April 3, 2007
Mary Ann Travis
The deep-seated poverty in New Orleans exposed by Hurricane Katrina stunned outsiders. But the revelation of widespread deprivation wasn't such a surprise to locals.
"The spotlight on poverty in New Orleans was a shock to others, but not to us who lived here before the storm," says Joel Devine, professor of sociology and now director of the Partnership for the Transformation of Urban Communities at Tulane.
The partnership and, under its umbrella, the Institute for the Study of Race and Poverty, were created within three months after the storm with funding from national foundations.
Both the foundations have "sensitivity to New Orleans and a perception of the necessity to address issues of race and inequity," says Devine. "They want to bring focus [on these issues] from the cauldron of Katrina."
The John D. and Catherine T. MacArthur Foundation gave a $200,000 planning grant for the partnership, and the Ford Foundation contributed $200,000 to create the institute and support a series of summits on issues tied to racial inequalities.
During this planning year, as the partnership defines its mission, Devine is discovering a need among the city's community organizations for research assistance, and he hopes to establish a viable community research center. Devine and the small staff of the partnership and institute are canvassing community groups to find out their research needs, which range from reference-type fact-finding to technical help and training in doing research to full-fledged program evaluation. Even faith-based groups, says Devine, need to know the results -- the quantifiable outcomes of their work -- not merely that they believe what they are doing is good.

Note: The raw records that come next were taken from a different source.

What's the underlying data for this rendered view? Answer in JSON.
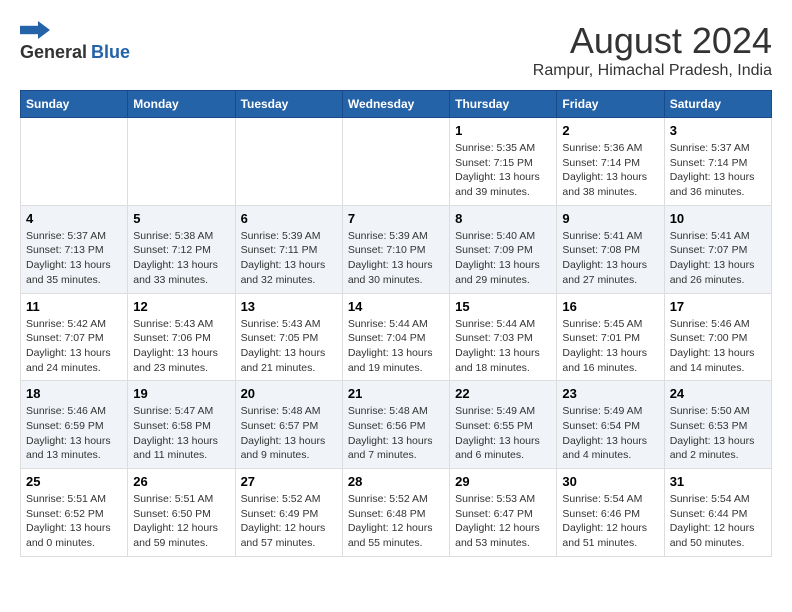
{
  "logo": {
    "general": "General",
    "blue": "Blue"
  },
  "title": "August 2024",
  "subtitle": "Rampur, Himachal Pradesh, India",
  "days_of_week": [
    "Sunday",
    "Monday",
    "Tuesday",
    "Wednesday",
    "Thursday",
    "Friday",
    "Saturday"
  ],
  "weeks": [
    {
      "days": [
        {
          "number": "",
          "sunrise": "",
          "sunset": "",
          "daylight": ""
        },
        {
          "number": "",
          "sunrise": "",
          "sunset": "",
          "daylight": ""
        },
        {
          "number": "",
          "sunrise": "",
          "sunset": "",
          "daylight": ""
        },
        {
          "number": "",
          "sunrise": "",
          "sunset": "",
          "daylight": ""
        },
        {
          "number": "1",
          "sunrise": "Sunrise: 5:35 AM",
          "sunset": "Sunset: 7:15 PM",
          "daylight": "Daylight: 13 hours and 39 minutes."
        },
        {
          "number": "2",
          "sunrise": "Sunrise: 5:36 AM",
          "sunset": "Sunset: 7:14 PM",
          "daylight": "Daylight: 13 hours and 38 minutes."
        },
        {
          "number": "3",
          "sunrise": "Sunrise: 5:37 AM",
          "sunset": "Sunset: 7:14 PM",
          "daylight": "Daylight: 13 hours and 36 minutes."
        }
      ]
    },
    {
      "days": [
        {
          "number": "4",
          "sunrise": "Sunrise: 5:37 AM",
          "sunset": "Sunset: 7:13 PM",
          "daylight": "Daylight: 13 hours and 35 minutes."
        },
        {
          "number": "5",
          "sunrise": "Sunrise: 5:38 AM",
          "sunset": "Sunset: 7:12 PM",
          "daylight": "Daylight: 13 hours and 33 minutes."
        },
        {
          "number": "6",
          "sunrise": "Sunrise: 5:39 AM",
          "sunset": "Sunset: 7:11 PM",
          "daylight": "Daylight: 13 hours and 32 minutes."
        },
        {
          "number": "7",
          "sunrise": "Sunrise: 5:39 AM",
          "sunset": "Sunset: 7:10 PM",
          "daylight": "Daylight: 13 hours and 30 minutes."
        },
        {
          "number": "8",
          "sunrise": "Sunrise: 5:40 AM",
          "sunset": "Sunset: 7:09 PM",
          "daylight": "Daylight: 13 hours and 29 minutes."
        },
        {
          "number": "9",
          "sunrise": "Sunrise: 5:41 AM",
          "sunset": "Sunset: 7:08 PM",
          "daylight": "Daylight: 13 hours and 27 minutes."
        },
        {
          "number": "10",
          "sunrise": "Sunrise: 5:41 AM",
          "sunset": "Sunset: 7:07 PM",
          "daylight": "Daylight: 13 hours and 26 minutes."
        }
      ]
    },
    {
      "days": [
        {
          "number": "11",
          "sunrise": "Sunrise: 5:42 AM",
          "sunset": "Sunset: 7:07 PM",
          "daylight": "Daylight: 13 hours and 24 minutes."
        },
        {
          "number": "12",
          "sunrise": "Sunrise: 5:43 AM",
          "sunset": "Sunset: 7:06 PM",
          "daylight": "Daylight: 13 hours and 23 minutes."
        },
        {
          "number": "13",
          "sunrise": "Sunrise: 5:43 AM",
          "sunset": "Sunset: 7:05 PM",
          "daylight": "Daylight: 13 hours and 21 minutes."
        },
        {
          "number": "14",
          "sunrise": "Sunrise: 5:44 AM",
          "sunset": "Sunset: 7:04 PM",
          "daylight": "Daylight: 13 hours and 19 minutes."
        },
        {
          "number": "15",
          "sunrise": "Sunrise: 5:44 AM",
          "sunset": "Sunset: 7:03 PM",
          "daylight": "Daylight: 13 hours and 18 minutes."
        },
        {
          "number": "16",
          "sunrise": "Sunrise: 5:45 AM",
          "sunset": "Sunset: 7:01 PM",
          "daylight": "Daylight: 13 hours and 16 minutes."
        },
        {
          "number": "17",
          "sunrise": "Sunrise: 5:46 AM",
          "sunset": "Sunset: 7:00 PM",
          "daylight": "Daylight: 13 hours and 14 minutes."
        }
      ]
    },
    {
      "days": [
        {
          "number": "18",
          "sunrise": "Sunrise: 5:46 AM",
          "sunset": "Sunset: 6:59 PM",
          "daylight": "Daylight: 13 hours and 13 minutes."
        },
        {
          "number": "19",
          "sunrise": "Sunrise: 5:47 AM",
          "sunset": "Sunset: 6:58 PM",
          "daylight": "Daylight: 13 hours and 11 minutes."
        },
        {
          "number": "20",
          "sunrise": "Sunrise: 5:48 AM",
          "sunset": "Sunset: 6:57 PM",
          "daylight": "Daylight: 13 hours and 9 minutes."
        },
        {
          "number": "21",
          "sunrise": "Sunrise: 5:48 AM",
          "sunset": "Sunset: 6:56 PM",
          "daylight": "Daylight: 13 hours and 7 minutes."
        },
        {
          "number": "22",
          "sunrise": "Sunrise: 5:49 AM",
          "sunset": "Sunset: 6:55 PM",
          "daylight": "Daylight: 13 hours and 6 minutes."
        },
        {
          "number": "23",
          "sunrise": "Sunrise: 5:49 AM",
          "sunset": "Sunset: 6:54 PM",
          "daylight": "Daylight: 13 hours and 4 minutes."
        },
        {
          "number": "24",
          "sunrise": "Sunrise: 5:50 AM",
          "sunset": "Sunset: 6:53 PM",
          "daylight": "Daylight: 13 hours and 2 minutes."
        }
      ]
    },
    {
      "days": [
        {
          "number": "25",
          "sunrise": "Sunrise: 5:51 AM",
          "sunset": "Sunset: 6:52 PM",
          "daylight": "Daylight: 13 hours and 0 minutes."
        },
        {
          "number": "26",
          "sunrise": "Sunrise: 5:51 AM",
          "sunset": "Sunset: 6:50 PM",
          "daylight": "Daylight: 12 hours and 59 minutes."
        },
        {
          "number": "27",
          "sunrise": "Sunrise: 5:52 AM",
          "sunset": "Sunset: 6:49 PM",
          "daylight": "Daylight: 12 hours and 57 minutes."
        },
        {
          "number": "28",
          "sunrise": "Sunrise: 5:52 AM",
          "sunset": "Sunset: 6:48 PM",
          "daylight": "Daylight: 12 hours and 55 minutes."
        },
        {
          "number": "29",
          "sunrise": "Sunrise: 5:53 AM",
          "sunset": "Sunset: 6:47 PM",
          "daylight": "Daylight: 12 hours and 53 minutes."
        },
        {
          "number": "30",
          "sunrise": "Sunrise: 5:54 AM",
          "sunset": "Sunset: 6:46 PM",
          "daylight": "Daylight: 12 hours and 51 minutes."
        },
        {
          "number": "31",
          "sunrise": "Sunrise: 5:54 AM",
          "sunset": "Sunset: 6:44 PM",
          "daylight": "Daylight: 12 hours and 50 minutes."
        }
      ]
    }
  ]
}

The Institute for the Study of Race and Poverty, led by interim director Rebecca Chaisson, also is reaching out to community agencies and activists to promote networking and dialogue. The institute's first summit on "structural racism" was held in March. Summits on the new multiculturalism of New Orleans and public education -- a joint venture with the Scott S. Cowen Institute for Public Education Initiatives are scheduled later this year.

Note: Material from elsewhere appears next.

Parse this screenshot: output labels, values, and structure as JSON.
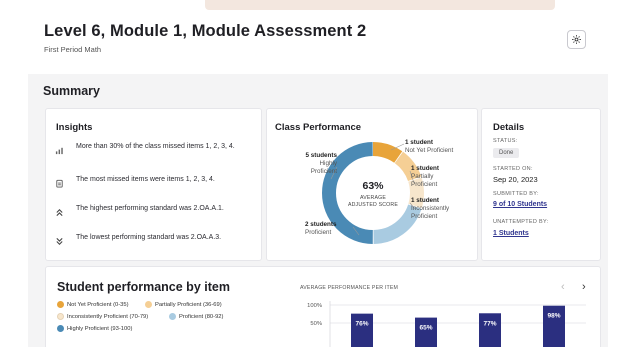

The challenge ahead, says Chaisson, "is to translate what we learn into action." Chaisson is also an assistant professor of social work. In addition to the foundation grants, a "critical node" of the partnership is the urban studies minor, approved by the faculty in early March. As part of the new minor -- with plans to eventually expand it into a major -- are several new urban studies courses.
The first to be offered is "Urban Geography: Case Study of New Orleans," to be taught in fall 2007 by Richard Campanella, associate director of the Center for Bioenvironmental Research at Tulane and Xavier Universities and author of Geographies of New Orleans. A coordinate major in social work policy and practice also is offered.
The focus of the partnership as it moves forward is not solely on New Orleans, says Devine. "We can learn from others. They can learn from us." Racism and poverty are operative in many places, he says. "The part has to be understood in terms of the whole."
Comparative studies of urban issues -- from contemporary and historical, local and global perspectives -- can lead to the creation of public policy that fosters sustainable health and well-being. "The heart of the matter is a level playing field," adds Devine. The idea of equity is not to produce level outcomes, but to provide level opportunity.
Tulane University, New Orleans, LA 70118 504-865-5000 firstname.lastname@example.org